When my son was 18 months old and I quit my full time job, I wasted no time jumping right into the current trend of structured activities and mommy-and-me classes for toddlers. I eagerly took advantage of the library summer programs, and by fall we were actively involved in two different story hours, as well as playtime at the community center and a local indoor playground.
By the following summer, when my son was two and a half, we had added Kindermusik to our repertoire. This summer, after just completing my son’s first year of preschool, we are about to embark on our first experience of summer camp, courtesy of his preschool teacher who does four morning sessions out of her home one week in July.
I’m a little nervous about summer camp. Preschool was only two mornings/week (it will be three mornings starting in September), so it is a big jump for me to drop him off somewhere four mornings in a row.
He’ll be with his beloved preschool teacher and many of his friends from preschool, so I know he’ll be happy, but I will miss him. Having him all to myself since preschool ended has been a treat that will be hard to give up.
As I’m bracing myself to cope with four days of summer camp, I’m surrounded by stay-at-home moms who are sending their preschoolers to summer camp Monday-Friday all summer long, some for full days and some for half days. It’s really hard for me to wrap my head around this. Every family is different, and I’m sure people who go this route have valid reasons for it. But for me it would never work!
When I was growing up, summers were mostly unstructured, even beyond preschool. Of course, back then, there were neighborhood friends with mothers at home, so entertainment didn’t need to be structured. We had our moments of boredom, but mostly we played hard and found creative ways to amuse ourselves. This is the kind of summer I’ve always envisioned for my son.
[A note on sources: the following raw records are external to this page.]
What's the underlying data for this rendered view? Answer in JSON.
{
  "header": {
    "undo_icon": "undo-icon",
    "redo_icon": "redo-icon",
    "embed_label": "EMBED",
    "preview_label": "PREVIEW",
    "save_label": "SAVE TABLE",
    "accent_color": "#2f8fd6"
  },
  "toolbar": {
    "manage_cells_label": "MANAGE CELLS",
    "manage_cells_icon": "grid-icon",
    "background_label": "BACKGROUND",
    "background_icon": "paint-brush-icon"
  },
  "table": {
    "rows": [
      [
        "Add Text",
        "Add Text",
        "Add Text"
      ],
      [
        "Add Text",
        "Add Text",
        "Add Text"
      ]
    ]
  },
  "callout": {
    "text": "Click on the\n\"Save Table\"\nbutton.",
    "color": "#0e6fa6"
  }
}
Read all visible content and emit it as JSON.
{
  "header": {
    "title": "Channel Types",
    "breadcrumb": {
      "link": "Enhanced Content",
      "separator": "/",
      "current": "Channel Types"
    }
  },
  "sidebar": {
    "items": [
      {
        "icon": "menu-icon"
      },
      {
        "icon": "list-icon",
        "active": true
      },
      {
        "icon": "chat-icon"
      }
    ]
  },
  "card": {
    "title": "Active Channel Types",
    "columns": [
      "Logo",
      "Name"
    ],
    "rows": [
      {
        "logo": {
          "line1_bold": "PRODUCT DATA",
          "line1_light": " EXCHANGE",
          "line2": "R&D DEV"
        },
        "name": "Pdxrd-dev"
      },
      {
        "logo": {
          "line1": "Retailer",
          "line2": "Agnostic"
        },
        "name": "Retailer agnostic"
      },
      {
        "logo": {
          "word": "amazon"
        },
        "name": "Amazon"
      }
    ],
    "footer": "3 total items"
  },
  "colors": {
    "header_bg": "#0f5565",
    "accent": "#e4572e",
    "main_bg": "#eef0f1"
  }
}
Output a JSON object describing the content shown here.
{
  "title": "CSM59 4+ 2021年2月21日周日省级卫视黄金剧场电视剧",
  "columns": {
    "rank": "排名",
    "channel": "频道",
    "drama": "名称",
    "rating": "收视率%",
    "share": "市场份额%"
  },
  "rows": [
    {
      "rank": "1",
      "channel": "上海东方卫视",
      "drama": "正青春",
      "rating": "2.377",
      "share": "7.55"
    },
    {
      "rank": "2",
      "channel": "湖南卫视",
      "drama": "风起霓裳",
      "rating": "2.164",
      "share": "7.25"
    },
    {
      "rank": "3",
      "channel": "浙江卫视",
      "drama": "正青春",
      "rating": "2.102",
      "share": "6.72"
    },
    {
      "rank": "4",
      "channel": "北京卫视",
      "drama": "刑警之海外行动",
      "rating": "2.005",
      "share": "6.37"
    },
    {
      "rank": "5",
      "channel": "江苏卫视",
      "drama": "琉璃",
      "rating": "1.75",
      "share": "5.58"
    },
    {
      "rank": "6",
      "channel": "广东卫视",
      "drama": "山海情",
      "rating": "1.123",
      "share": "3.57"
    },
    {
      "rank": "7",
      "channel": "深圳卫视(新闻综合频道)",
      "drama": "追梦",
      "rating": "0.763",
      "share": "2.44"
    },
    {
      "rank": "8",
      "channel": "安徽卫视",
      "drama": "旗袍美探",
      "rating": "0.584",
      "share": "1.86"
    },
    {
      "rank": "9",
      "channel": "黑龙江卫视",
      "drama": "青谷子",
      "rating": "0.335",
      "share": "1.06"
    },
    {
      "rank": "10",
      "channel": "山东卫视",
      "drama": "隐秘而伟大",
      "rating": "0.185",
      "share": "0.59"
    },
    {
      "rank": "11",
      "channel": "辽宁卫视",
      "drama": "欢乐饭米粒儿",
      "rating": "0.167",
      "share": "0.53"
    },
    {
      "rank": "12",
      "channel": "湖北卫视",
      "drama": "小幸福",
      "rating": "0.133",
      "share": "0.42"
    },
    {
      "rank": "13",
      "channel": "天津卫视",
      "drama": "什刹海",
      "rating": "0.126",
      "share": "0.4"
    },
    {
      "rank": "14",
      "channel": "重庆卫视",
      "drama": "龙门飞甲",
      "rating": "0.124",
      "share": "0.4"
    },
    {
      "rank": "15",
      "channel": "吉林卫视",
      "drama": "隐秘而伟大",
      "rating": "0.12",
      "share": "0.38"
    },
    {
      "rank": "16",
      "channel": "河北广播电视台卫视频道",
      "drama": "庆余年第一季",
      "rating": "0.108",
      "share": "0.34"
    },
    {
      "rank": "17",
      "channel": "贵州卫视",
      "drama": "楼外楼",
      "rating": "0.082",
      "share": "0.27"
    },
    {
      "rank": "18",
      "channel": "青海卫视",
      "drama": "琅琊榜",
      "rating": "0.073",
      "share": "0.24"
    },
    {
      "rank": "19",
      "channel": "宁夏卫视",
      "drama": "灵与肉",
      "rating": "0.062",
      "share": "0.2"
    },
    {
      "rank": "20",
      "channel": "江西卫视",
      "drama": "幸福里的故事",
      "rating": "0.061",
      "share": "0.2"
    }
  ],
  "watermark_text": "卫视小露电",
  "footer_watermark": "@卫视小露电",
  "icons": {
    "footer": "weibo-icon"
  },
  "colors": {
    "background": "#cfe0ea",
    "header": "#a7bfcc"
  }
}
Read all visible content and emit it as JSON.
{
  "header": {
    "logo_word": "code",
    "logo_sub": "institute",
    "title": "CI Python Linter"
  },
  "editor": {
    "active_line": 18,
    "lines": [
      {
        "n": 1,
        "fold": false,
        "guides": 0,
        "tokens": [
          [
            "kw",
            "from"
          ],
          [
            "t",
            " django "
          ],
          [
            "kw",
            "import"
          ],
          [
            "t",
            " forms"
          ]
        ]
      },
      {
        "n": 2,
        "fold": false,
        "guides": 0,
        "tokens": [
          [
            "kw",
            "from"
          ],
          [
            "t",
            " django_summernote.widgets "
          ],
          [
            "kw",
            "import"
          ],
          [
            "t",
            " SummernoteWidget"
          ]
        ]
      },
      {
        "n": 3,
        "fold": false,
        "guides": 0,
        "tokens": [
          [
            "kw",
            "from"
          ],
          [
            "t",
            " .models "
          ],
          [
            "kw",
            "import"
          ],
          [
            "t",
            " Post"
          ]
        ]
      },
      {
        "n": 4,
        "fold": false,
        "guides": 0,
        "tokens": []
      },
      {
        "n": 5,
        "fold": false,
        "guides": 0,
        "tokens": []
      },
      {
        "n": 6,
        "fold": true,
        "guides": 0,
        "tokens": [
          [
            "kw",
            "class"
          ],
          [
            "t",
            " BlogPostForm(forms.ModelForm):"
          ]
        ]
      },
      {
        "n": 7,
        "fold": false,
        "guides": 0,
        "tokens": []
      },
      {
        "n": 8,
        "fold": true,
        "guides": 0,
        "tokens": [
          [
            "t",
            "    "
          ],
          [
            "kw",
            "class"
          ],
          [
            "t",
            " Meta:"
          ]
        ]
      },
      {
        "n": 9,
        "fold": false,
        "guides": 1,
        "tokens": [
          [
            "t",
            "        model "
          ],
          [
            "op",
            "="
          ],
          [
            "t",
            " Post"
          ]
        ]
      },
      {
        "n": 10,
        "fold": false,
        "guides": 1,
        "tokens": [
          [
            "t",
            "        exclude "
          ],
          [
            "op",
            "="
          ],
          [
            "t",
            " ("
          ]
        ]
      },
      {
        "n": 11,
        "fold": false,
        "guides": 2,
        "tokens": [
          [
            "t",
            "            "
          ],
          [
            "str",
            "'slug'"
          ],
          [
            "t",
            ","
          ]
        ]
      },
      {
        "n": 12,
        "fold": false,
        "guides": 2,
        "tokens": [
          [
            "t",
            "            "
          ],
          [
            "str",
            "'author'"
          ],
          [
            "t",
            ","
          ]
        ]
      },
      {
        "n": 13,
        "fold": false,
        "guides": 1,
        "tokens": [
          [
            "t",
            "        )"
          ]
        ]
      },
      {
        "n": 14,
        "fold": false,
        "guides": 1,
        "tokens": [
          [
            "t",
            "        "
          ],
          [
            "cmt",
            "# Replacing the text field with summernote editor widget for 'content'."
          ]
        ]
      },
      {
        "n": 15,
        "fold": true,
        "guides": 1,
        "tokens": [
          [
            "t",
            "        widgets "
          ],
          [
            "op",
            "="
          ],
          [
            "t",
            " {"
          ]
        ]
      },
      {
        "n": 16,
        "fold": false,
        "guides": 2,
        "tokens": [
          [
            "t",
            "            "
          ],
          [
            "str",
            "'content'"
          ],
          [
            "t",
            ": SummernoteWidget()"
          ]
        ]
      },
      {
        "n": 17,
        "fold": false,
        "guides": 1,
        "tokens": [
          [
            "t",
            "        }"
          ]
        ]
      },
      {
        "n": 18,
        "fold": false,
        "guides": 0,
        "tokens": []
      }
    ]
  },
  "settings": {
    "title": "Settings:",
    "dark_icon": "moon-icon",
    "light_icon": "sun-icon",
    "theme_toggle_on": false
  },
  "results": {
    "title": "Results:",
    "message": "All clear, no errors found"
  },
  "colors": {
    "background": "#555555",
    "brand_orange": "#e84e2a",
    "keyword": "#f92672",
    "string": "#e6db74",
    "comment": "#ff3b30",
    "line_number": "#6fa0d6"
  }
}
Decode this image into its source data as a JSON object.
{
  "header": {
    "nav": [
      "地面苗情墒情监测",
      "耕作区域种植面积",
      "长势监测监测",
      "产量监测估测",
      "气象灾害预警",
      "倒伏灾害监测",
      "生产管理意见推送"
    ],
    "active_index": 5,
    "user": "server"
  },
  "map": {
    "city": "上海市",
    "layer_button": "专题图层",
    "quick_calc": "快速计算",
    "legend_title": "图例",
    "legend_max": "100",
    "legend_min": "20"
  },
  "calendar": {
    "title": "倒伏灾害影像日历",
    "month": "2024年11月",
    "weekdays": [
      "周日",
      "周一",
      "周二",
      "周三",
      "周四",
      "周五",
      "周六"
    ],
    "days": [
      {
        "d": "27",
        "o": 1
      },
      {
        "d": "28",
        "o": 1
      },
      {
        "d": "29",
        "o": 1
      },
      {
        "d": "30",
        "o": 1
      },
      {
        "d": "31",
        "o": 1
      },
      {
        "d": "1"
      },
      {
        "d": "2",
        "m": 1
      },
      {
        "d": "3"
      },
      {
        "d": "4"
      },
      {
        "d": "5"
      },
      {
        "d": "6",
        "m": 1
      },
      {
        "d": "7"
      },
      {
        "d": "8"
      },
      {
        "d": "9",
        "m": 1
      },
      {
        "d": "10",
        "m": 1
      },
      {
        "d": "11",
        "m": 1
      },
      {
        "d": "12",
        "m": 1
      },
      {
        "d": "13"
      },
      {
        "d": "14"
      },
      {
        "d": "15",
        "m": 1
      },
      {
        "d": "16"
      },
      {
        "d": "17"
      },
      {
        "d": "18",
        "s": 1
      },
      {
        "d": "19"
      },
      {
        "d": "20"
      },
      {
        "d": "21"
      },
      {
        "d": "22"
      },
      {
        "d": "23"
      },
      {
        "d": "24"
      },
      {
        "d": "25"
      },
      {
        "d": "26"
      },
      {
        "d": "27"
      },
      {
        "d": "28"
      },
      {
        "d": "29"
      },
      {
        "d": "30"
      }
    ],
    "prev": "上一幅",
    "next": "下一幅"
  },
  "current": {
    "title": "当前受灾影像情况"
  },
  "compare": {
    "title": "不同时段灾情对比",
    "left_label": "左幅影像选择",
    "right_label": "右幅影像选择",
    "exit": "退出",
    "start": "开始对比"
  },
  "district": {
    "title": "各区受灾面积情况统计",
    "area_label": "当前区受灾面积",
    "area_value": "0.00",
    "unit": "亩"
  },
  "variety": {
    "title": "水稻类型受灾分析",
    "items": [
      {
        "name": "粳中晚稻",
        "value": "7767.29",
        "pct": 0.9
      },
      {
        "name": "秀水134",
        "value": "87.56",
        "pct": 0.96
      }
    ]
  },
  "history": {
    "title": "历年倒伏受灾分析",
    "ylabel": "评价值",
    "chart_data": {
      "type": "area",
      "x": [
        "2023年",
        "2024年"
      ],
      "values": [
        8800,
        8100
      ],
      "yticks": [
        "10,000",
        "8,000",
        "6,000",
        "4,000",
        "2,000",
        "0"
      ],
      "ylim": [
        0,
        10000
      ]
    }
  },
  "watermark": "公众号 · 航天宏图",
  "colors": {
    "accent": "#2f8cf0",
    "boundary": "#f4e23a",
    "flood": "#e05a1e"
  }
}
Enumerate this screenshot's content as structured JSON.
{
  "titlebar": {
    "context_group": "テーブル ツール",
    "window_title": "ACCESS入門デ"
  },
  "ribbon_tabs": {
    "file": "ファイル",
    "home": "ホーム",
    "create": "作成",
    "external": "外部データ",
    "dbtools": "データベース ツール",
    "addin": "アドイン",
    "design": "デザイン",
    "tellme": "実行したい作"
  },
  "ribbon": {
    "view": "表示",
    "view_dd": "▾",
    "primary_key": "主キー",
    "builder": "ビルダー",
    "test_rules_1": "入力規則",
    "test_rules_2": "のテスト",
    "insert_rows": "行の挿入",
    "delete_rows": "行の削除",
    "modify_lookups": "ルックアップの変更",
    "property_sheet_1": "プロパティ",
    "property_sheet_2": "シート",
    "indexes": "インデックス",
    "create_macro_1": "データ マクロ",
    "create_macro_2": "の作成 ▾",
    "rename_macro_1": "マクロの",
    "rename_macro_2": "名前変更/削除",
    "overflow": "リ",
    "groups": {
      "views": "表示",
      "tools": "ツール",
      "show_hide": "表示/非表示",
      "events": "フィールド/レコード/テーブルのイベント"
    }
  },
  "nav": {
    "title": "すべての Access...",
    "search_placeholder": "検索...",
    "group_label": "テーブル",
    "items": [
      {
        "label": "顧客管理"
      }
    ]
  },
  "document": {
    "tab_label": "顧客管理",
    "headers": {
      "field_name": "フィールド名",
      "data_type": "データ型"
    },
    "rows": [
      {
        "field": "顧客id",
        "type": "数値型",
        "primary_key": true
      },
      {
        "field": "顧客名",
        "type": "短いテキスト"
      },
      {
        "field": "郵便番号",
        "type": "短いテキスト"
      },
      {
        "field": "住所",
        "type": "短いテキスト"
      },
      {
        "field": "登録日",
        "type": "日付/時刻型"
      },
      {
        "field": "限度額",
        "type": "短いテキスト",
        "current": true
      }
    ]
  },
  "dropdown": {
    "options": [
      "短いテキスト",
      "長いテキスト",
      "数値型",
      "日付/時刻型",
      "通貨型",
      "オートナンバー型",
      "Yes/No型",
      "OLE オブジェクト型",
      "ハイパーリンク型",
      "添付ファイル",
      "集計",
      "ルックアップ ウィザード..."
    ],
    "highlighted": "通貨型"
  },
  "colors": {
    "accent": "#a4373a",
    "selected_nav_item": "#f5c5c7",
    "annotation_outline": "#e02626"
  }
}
As I said, I am no stranger to structured activities for toddlers and preschoolers. This summer won’t be any different. In addition to the four mornings of summer camp, we will be doing library activities, an occasional art class, and possibly swimming lessons. But in between these classes will be lots of time playing in the backyard, going berry picking, meeting up with friends at the playground, going on picnics, and spending relaxed, unstructured time together.
I love that my son can play for hours in the backyard, by himself or with me, without getting bored. I love the enthusiasm he has for simple pleasures, and I love the renewed appreciation I experience when seeing these things through his eyes.
If I worked full time outside the home and had a need for childcare, summer camp would be a great option. But since childcare is not an issue for me (not to mention that I don’t have much of a budget for it), my plan is to keep camp a very small component of our summers for years to come! Next summer’s challenge will be five mornings of Vacation Bible School; let’s hope this year will give me enough time to prepare for that challenge!
I’d love to hear how other moms are balancing structure with relaxation this summer!
Claire is a regular writer at Catholic Mothers Online.